*** Opening of EXERCISE MATERIAL ***
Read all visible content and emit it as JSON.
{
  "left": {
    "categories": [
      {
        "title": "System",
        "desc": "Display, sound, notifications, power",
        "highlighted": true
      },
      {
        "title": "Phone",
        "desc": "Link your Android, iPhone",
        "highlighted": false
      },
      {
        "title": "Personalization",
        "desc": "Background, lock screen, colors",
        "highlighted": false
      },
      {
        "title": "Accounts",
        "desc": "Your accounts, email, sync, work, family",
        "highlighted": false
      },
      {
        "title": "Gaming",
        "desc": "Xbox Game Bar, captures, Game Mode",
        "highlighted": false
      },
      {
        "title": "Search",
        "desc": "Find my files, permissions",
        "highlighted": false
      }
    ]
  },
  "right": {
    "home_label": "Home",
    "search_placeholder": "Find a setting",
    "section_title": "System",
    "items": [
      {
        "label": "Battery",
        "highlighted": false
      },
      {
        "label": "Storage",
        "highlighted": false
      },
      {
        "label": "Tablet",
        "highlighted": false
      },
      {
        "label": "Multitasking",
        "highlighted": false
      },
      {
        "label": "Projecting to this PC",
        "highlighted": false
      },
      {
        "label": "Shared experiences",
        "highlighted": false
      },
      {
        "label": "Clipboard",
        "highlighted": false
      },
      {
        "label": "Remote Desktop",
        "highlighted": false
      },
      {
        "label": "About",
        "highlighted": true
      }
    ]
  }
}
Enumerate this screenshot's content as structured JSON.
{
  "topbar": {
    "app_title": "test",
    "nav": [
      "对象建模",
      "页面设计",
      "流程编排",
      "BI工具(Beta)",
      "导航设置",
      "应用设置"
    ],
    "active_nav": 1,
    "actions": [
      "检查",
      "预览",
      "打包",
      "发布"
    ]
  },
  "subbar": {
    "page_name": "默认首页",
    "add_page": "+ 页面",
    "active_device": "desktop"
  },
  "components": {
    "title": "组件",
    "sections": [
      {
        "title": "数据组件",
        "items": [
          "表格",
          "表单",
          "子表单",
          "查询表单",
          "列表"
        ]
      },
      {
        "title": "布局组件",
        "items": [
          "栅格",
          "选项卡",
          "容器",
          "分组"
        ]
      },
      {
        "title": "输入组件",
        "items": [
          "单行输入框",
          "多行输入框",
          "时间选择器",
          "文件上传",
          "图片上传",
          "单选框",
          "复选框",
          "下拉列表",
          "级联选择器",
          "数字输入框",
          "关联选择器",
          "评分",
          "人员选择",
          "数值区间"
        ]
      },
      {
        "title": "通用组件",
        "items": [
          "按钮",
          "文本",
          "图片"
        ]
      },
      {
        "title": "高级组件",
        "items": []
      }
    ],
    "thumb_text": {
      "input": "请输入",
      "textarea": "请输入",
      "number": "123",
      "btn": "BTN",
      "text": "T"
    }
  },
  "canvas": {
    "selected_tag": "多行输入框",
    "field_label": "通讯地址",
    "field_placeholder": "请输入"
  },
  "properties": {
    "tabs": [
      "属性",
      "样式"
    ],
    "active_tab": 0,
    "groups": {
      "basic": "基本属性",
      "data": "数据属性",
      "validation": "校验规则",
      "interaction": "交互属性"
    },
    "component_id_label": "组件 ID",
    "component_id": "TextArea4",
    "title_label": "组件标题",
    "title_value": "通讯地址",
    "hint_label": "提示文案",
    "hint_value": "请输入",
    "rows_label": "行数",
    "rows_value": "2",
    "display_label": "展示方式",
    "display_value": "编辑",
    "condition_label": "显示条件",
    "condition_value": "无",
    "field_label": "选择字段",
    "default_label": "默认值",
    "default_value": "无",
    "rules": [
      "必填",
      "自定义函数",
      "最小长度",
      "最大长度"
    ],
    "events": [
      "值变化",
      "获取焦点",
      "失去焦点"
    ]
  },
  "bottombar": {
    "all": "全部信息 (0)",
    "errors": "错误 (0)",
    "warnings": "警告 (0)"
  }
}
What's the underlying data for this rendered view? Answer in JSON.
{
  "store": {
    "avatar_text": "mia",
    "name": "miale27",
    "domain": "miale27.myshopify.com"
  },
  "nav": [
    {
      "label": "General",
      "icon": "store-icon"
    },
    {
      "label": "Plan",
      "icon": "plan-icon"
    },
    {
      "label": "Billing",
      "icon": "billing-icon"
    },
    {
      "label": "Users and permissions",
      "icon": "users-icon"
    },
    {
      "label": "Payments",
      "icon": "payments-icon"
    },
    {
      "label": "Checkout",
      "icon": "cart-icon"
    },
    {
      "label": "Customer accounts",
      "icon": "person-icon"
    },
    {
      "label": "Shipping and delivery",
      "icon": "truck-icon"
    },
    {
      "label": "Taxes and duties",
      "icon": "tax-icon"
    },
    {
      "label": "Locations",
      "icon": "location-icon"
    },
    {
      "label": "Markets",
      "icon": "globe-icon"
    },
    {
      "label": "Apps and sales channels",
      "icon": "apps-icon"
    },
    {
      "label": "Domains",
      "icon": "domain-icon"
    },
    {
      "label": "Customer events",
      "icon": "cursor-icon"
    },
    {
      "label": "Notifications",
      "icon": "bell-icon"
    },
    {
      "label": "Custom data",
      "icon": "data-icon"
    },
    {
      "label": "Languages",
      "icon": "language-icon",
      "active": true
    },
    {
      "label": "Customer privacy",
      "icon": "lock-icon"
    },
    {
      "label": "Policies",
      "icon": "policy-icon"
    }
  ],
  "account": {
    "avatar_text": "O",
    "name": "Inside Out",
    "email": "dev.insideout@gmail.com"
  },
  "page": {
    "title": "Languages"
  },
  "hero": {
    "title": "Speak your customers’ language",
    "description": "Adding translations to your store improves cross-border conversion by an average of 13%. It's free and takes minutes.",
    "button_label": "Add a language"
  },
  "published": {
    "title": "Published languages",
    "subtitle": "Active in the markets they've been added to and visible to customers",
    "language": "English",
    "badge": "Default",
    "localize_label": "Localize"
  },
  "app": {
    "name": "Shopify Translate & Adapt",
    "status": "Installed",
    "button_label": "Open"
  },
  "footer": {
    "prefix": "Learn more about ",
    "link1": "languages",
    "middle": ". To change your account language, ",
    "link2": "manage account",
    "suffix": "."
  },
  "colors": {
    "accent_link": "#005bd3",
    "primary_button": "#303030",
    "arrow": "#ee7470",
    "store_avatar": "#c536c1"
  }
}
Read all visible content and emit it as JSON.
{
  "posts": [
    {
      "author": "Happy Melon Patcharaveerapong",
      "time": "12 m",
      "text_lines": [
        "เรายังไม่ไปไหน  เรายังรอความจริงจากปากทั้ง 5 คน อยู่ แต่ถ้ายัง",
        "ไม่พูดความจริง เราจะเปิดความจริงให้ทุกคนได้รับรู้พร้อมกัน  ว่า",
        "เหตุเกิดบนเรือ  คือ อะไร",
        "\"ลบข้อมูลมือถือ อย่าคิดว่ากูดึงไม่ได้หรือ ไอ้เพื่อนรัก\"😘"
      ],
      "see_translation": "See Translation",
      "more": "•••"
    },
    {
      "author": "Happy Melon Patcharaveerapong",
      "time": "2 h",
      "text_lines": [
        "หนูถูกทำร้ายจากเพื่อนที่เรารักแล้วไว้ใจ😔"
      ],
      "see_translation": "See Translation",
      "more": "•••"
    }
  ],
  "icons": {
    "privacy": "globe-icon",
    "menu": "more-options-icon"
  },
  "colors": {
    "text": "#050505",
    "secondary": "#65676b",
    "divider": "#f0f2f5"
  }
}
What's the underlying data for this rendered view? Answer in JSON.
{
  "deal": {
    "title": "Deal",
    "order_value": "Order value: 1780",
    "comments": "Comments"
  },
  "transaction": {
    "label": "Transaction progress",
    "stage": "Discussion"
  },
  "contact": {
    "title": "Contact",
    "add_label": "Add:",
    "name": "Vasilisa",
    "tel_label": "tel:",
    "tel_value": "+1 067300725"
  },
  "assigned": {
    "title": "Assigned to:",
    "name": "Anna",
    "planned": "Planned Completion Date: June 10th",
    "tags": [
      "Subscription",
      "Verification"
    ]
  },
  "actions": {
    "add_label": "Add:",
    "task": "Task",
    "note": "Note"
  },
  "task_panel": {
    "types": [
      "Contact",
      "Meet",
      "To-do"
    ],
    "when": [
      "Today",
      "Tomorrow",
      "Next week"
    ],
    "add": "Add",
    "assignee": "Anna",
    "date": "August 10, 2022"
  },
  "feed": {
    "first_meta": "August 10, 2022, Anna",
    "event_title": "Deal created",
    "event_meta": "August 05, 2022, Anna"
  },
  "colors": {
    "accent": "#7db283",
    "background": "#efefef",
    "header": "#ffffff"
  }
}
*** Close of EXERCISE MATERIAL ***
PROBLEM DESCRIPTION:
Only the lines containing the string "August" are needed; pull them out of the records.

COMPLETED EXERCISE:
    "date": "August 10, 2022"
    "first_meta": "August 10, 2022, Anna",
    "event_meta": "August 05, 2022, Anna"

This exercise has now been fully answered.